Backup refers to the copying of data so that these additional copies may be restored after a data loss event. Backups differ from archives and backup systems differ from fault-tolerant systems. Backups are useful primarily for two purposes: to restore a computer to an operational state following a disaster (called disaster recovery) and to restore small numbers of files after they have been accidentally deleted or corrupted.
This business-oriented white paper summarizes the wide-ranging benefits of the Hadoop platform, highlights common data processing use cases and explores examples of specific use cases in vertical industries.
Download to watch why everyone's approach to storage has to change. Due to server virtualization and next generation applications, there is a new batch of storage challenges that businesses have learn to overcome.
In this white paper, we look at various cloud models, and assess their suitability to solve IT challenges.

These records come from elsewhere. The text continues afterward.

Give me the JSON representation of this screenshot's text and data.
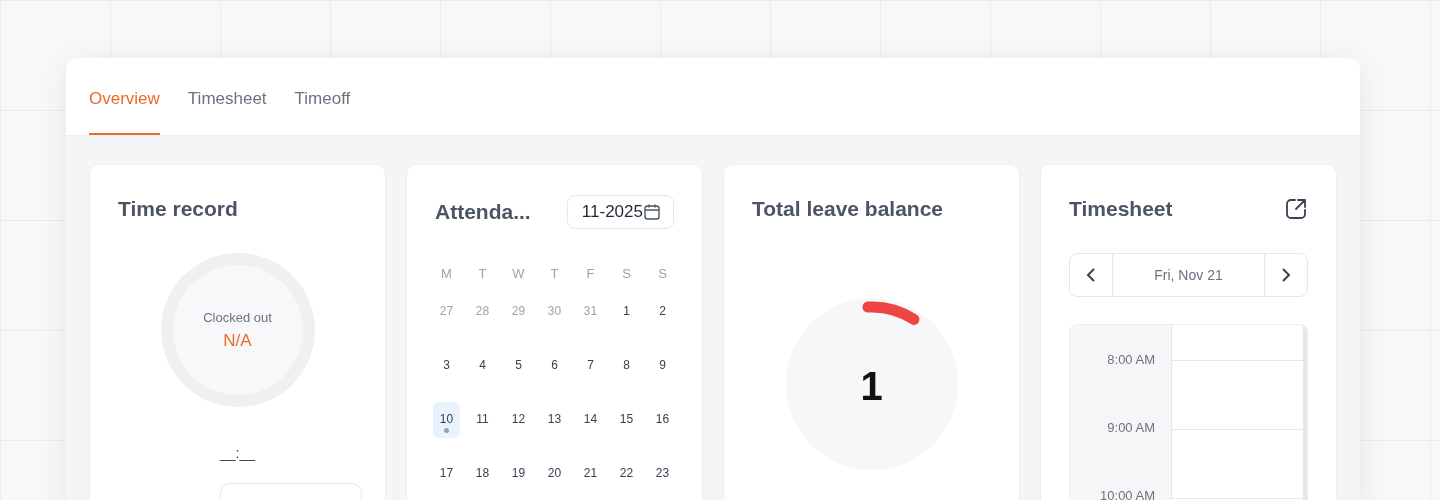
{
  "tabs": [
    {
      "label": "Overview",
      "selected": true
    },
    {
      "label": "Timesheet",
      "selected": false
    },
    {
      "label": "Timeoff",
      "selected": false
    }
  ],
  "time_record": {
    "title": "Time record",
    "status": "Clocked out",
    "value": "N/A",
    "time": "__:__"
  },
  "attendance": {
    "title": "Attenda...",
    "month": "11-2025",
    "weekdays": [
      "M",
      "T",
      "W",
      "T",
      "F",
      "S",
      "S"
    ],
    "weeks": [
      [
        {
          "day": "27",
          "outside": true,
          "selected": false,
          "has_entry": false
        },
        {
          "day": "28",
          "outside": true,
          "selected": false,
          "has_entry": false
        },
        {
          "day": "29",
          "outside": true,
          "selected": false,
          "has_entry": false
        },
        {
          "day": "30",
          "outside": true,
          "selected": false,
          "has_entry": false
        },
        {
          "day": "31",
          "outside": true,
          "selected": false,
          "has_entry": false
        },
        {
          "day": "1",
          "outside": false,
          "selected": false,
          "has_entry": false
        },
        {
          "day": "2",
          "outside": false,
          "selected": false,
          "has_entry": false
        }
      ],
      [
        {
          "day": "3",
          "outside": false,
          "selected": false,
          "has_entry": false
        },
        {
          "day": "4",
          "outside": false,
          "selected": false,
          "has_entry": false
        },
        {
          "day": "5",
          "outside": false,
          "selected": false,
          "has_entry": false
        },
        {
          "day": "6",
          "outside": false,
          "selected": false,
          "has_entry": false
        },
        {
          "day": "7",
          "outside": false,
          "selected": false,
          "has_entry": false
        },
        {
          "day": "8",
          "outside": false,
          "selected": false,
          "has_entry": false
        },
        {
          "day": "9",
          "outside": false,
          "selected": false,
          "has_entry": false
        }
      ],
      [
        {
          "day": "10",
          "outside": false,
          "selected": true,
          "has_entry": true
        },
        {
          "day": "11",
          "outside": false,
          "selected": false,
          "has_entry": false
        },
        {
          "day": "12",
          "outside": false,
          "selected": false,
          "has_entry": false
        },
        {
          "day": "13",
          "outside": false,
          "selected": false,
          "has_entry": false
        },
        {
          "day": "14",
          "outside": false,
          "selected": false,
          "has_entry": false
        },
        {
          "day": "15",
          "outside": false,
          "selected": false,
          "has_entry": false
        },
        {
          "day": "16",
          "outside": false,
          "selected": false,
          "has_entry": false
        }
      ],
      [
        {
          "day": "17",
          "outside": false,
          "selected": false,
          "has_entry": false
        },
        {
          "day": "18",
          "outside": false,
          "selected": false,
          "has_entry": false
        },
        {
          "day": "19",
          "outside": false,
          "selected": false,
          "has_entry": false
        },
        {
          "day": "20",
          "outside": false,
          "selected": false,
          "has_entry": false
        },
        {
          "day": "21",
          "outside": false,
          "selected": false,
          "has_entry": false
        },
        {
          "day": "22",
          "outside": false,
          "selected": false,
          "has_entry": false
        },
        {
          "day": "23",
          "outside": false,
          "selected": false,
          "has_entry": false
        }
      ]
    ]
  },
  "leave_balance": {
    "title": "Total leave balance",
    "value": "1",
    "level": 0.1
  },
  "timesheet": {
    "title": "Timesheet",
    "date": "Fri, Nov 21",
    "hours": [
      "8:00 AM",
      "9:00 AM",
      "10:00 AM"
    ]
  }
}
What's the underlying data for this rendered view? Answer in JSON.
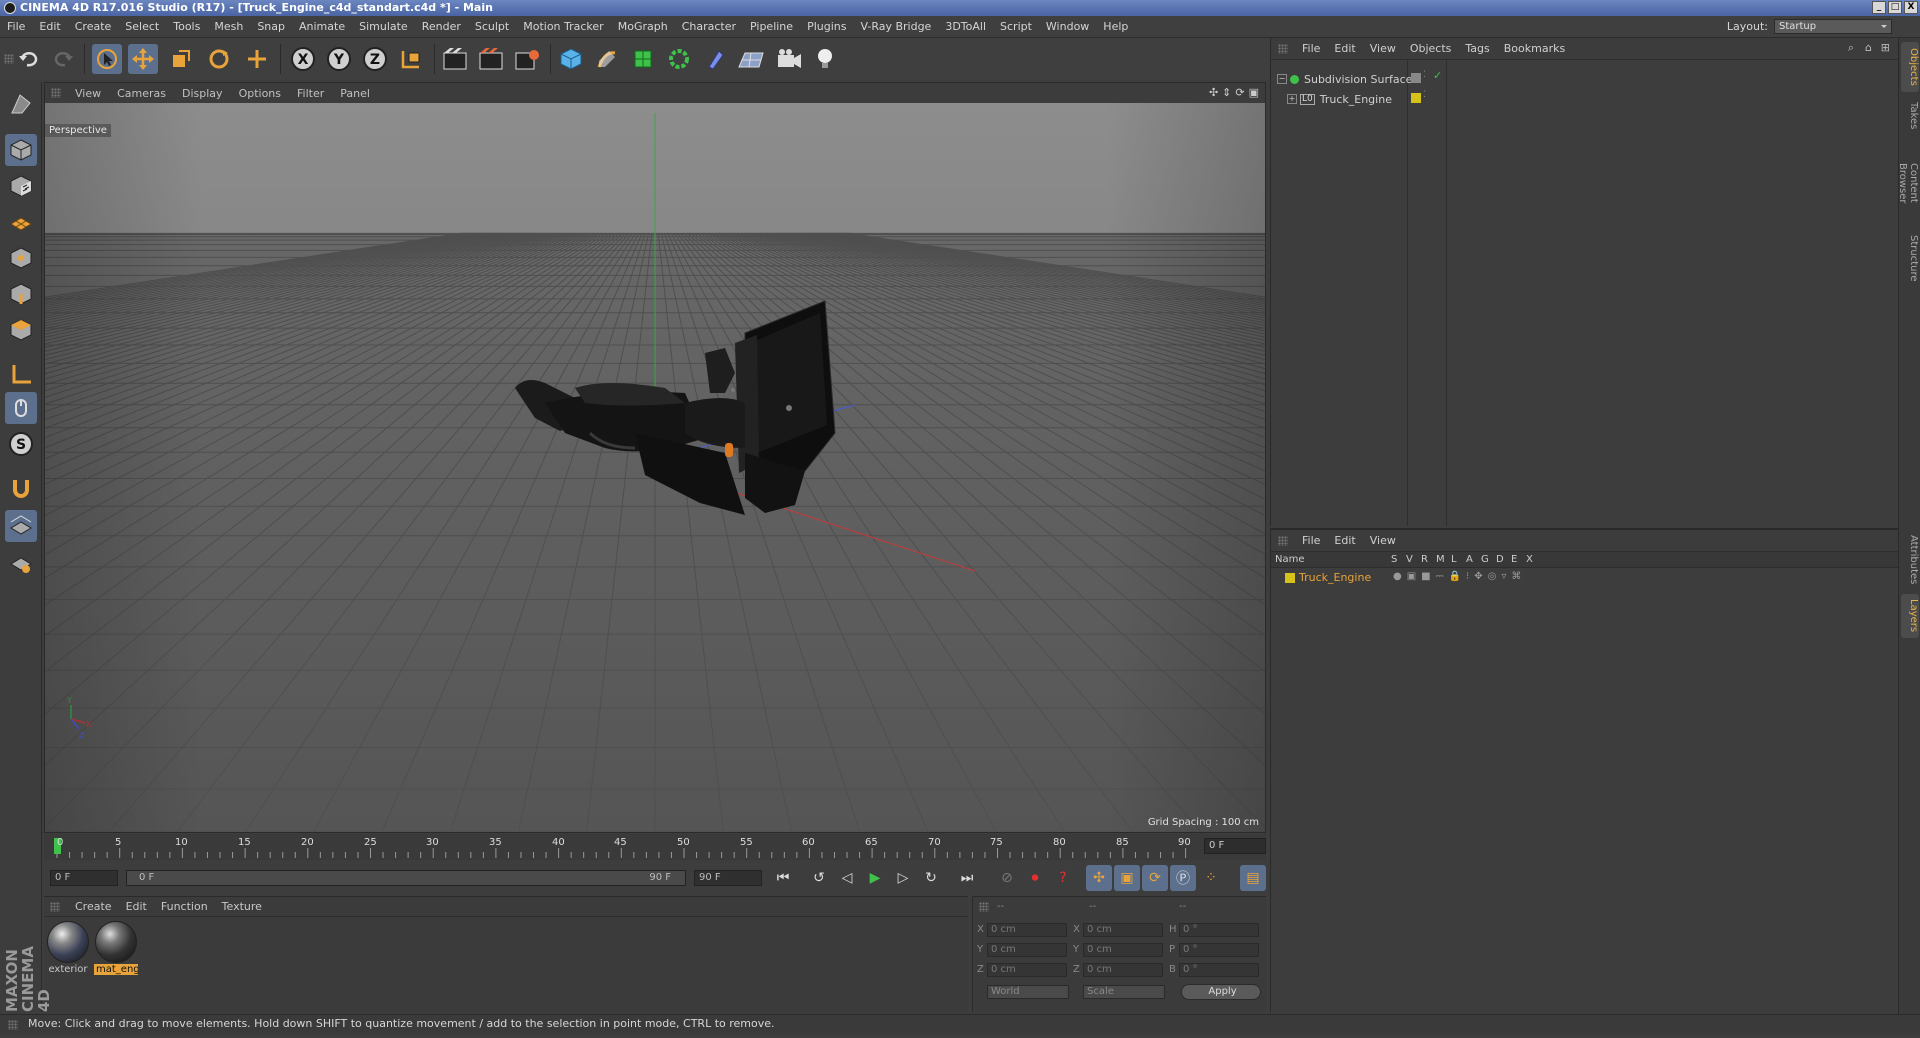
{
  "window": {
    "title": "CINEMA 4D R17.016 Studio (R17) - [Truck_Engine_c4d_standart.c4d *] - Main",
    "controls": [
      "_",
      "□",
      "X"
    ]
  },
  "menubar": {
    "items": [
      "File",
      "Edit",
      "Create",
      "Select",
      "Tools",
      "Mesh",
      "Snap",
      "Animate",
      "Simulate",
      "Render",
      "Sculpt",
      "Motion Tracker",
      "MoGraph",
      "Character",
      "Pipeline",
      "Plugins",
      "V-Ray Bridge",
      "3DToAll",
      "Script",
      "Window",
      "Help"
    ],
    "layout_label": "Layout:",
    "layout_value": "Startup"
  },
  "toolbar": {
    "axis_x": "X",
    "axis_y": "Y",
    "axis_z": "Z",
    "icons": [
      "undo-icon",
      "redo-icon",
      "select-icon",
      "move-icon",
      "scale-icon",
      "rotate-icon",
      "last-tool-icon",
      "x-axis-icon",
      "y-axis-icon",
      "z-axis-icon",
      "coordinate-system-icon",
      "render-view-icon",
      "render-picture-viewer-icon",
      "render-settings-icon",
      "cube-icon",
      "pen-icon",
      "subdivision-icon",
      "array-icon",
      "deformer-icon",
      "floor-icon",
      "camera-icon",
      "light-icon"
    ]
  },
  "viewport": {
    "menu": [
      "View",
      "Cameras",
      "Display",
      "Options",
      "Filter",
      "Panel"
    ],
    "label": "Perspective",
    "grid_spacing": "Grid Spacing : 100 cm",
    "axis_labels": {
      "x": "X",
      "y": "Y",
      "z": "Z"
    }
  },
  "timeline": {
    "ticks": [
      "0",
      "5",
      "10",
      "15",
      "20",
      "25",
      "30",
      "35",
      "40",
      "45",
      "50",
      "55",
      "60",
      "65",
      "70",
      "75",
      "80",
      "85",
      "90"
    ],
    "current_frame": "0 F"
  },
  "transport": {
    "start_field": "0 F",
    "range_start": "0 F",
    "range_end": "90 F",
    "end_field": "90 F"
  },
  "materials": {
    "menu": [
      "Create",
      "Edit",
      "Function",
      "Texture"
    ],
    "items": [
      {
        "name": "exterior",
        "selected": false
      },
      {
        "name": "mat_eng",
        "selected": true
      }
    ]
  },
  "coordinates": {
    "col_headers": [
      "--",
      "--",
      "--"
    ],
    "rows": [
      {
        "l1": "X",
        "v1": "0 cm",
        "l2": "X",
        "v2": "0 cm",
        "l3": "H",
        "v3": "0 °"
      },
      {
        "l1": "Y",
        "v1": "0 cm",
        "l2": "Y",
        "v2": "0 cm",
        "l3": "P",
        "v3": "0 °"
      },
      {
        "l1": "Z",
        "v1": "0 cm",
        "l2": "Z",
        "v2": "0 cm",
        "l3": "B",
        "v3": "0 °"
      }
    ],
    "mode1": "World",
    "mode2": "Scale",
    "apply": "Apply"
  },
  "object_manager": {
    "menu": [
      "File",
      "Edit",
      "View",
      "Objects",
      "Tags",
      "Bookmarks"
    ],
    "objects": [
      {
        "name": "Subdivision Surface",
        "level": 0
      },
      {
        "name": "Truck_Engine",
        "level": 1
      }
    ]
  },
  "layer_manager": {
    "menu": [
      "File",
      "Edit",
      "View"
    ],
    "header_name": "Name",
    "columns": [
      "S",
      "V",
      "R",
      "M",
      "L",
      "A",
      "G",
      "D",
      "E",
      "X"
    ],
    "layers": [
      {
        "name": "Truck_Engine",
        "color": "#d6c21a"
      }
    ]
  },
  "right_tabs": [
    "Objects",
    "Takes",
    "Content Browser",
    "Structure",
    "Attributes",
    "Layers"
  ],
  "status": {
    "text": "Move: Click and drag to move elements. Hold down SHIFT to quantize movement / add to the selection in point mode, CTRL to remove."
  },
  "branding": {
    "logo": "MAXON CINEMA 4D"
  },
  "colors": {
    "accent": "#e8a33a",
    "selection": "#5c708e",
    "layer_yellow": "#d6c21a",
    "timeline_green": "#3fc24a"
  }
}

We provide recommendations on what to look for in a cloud provider. Finally, we take a look at the IBM Cloud portfolio.
This paper will help you to understand the importance of creating a DRP for your company. This is a critical step in preparing for disaster, improving employee response, reducing downtime, and quickly returning to normalcy.
This Technology Spotlight examines the issues that are driving organizations to replace older archive and backup-and-restore systems with business continuity and always-available solutions that can scale to handle extreme data growth while leveraging a cloudbased pricing model.
“Do more with less” seems to be the dogmatic decree that confronts today’s IT professionals as they struggle to reconcile constrained budgets with apparently limitless growth in unstructured and structured data. With costly primary storage rapidly filling up (and slowing down), the need to migrate less active data onto a more cost-effective storage tier is clear.
Ballooning data growth and ever-shrinking IT budgets have combined to push higher-density disk arrays to the forefront for almost any organization contemplating investment in new backup solutions. That’s not surprising; after all, the promise of more backup capacity and performance in less data center real estate sounds irresistible to anyone seeking greater efficiency and cost-effectiveness from their existing IT infrastructure.
Why do data centers need network automation? As application workloads are redefined, data centers must change. This IDC Whitepaper looks at how network automation and orchestration can aid this transition, building simpler and more agile networks.